Following six years at KPMB, Heather Dubbeldam struck out on her own, founding her eponymous architecture firm in 2002. Since then, Dubbeldam Architecture + Design has become synonymous with a holistic, interdisciplinary approach to residential architecture that has seen multiple Toronto homes – not to mention our office – revamped, revitalized and entirely renewed. Her firm’s work hasn’t gone unnoticed: along with being featured in our humble magazine, Dubbeldam has received multiple awards, including the Prix de Rome. Read on to see a sample of their work.
Named for its rooftop patio, which is tucked behind the pitched roofline, Skygarden House is the result of an effort to translate a country feel into the heart of the city. Add to that a canopy of trees, neatly choreographed entry sequence and generously-scaled windows, and you have Muskoka in TO. See the full home here.
What old Toronto Victorian hasn’t picked up a quirk or two from its previous owners? After living with them for a few years, the newest inhabitants brought in Dubbeldam to clean things up. Walls were removed, spaces consolidated and gorgeous new surfaces – jatoba flooring, Volakas marble, a limestone fireplace – were installed throughout. See the full home here.
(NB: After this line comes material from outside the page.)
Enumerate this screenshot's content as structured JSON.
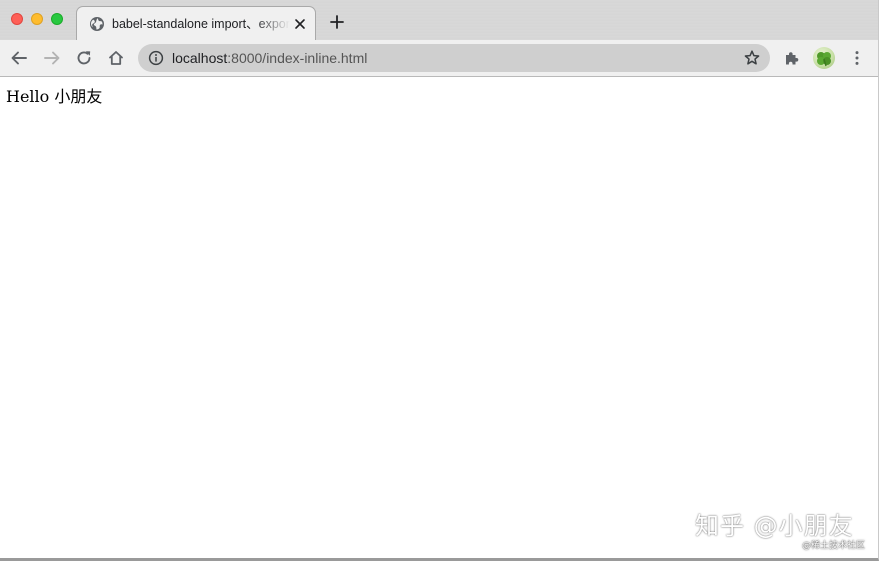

Biophilic design is at the forefront of this two-storey Bennington Heights home. That means plenty of natural materials – light and greenery included – as well as a highly attuned sensitivity to the site. The home doesn’t exist on the property so much as it’s part and parcel of it. See the full home here.
Despite its gorgeous exterior, this Summerhill Victorian suffered from the same problems as so many others: inside, it was dark, narrow and cramped. But by improving flow on the ground floor, adding windows wherever feasible and opting for a high contrast black-and-white treatment throughout, Dubbeldam brought the interior up the high expectations set by the facade. See the full home here.
Aside from being told the client wanted a serene, organized space and to entertain, Dubbeldam was given carte blanche to gut and renovate this small row house. Out went needless partitions; in went white oak millwork, clean white surfaces, a skylight and an open staircase. The result is a bright, airy and organized home that’s perfect for unwinding alone or with friends. See the full home here.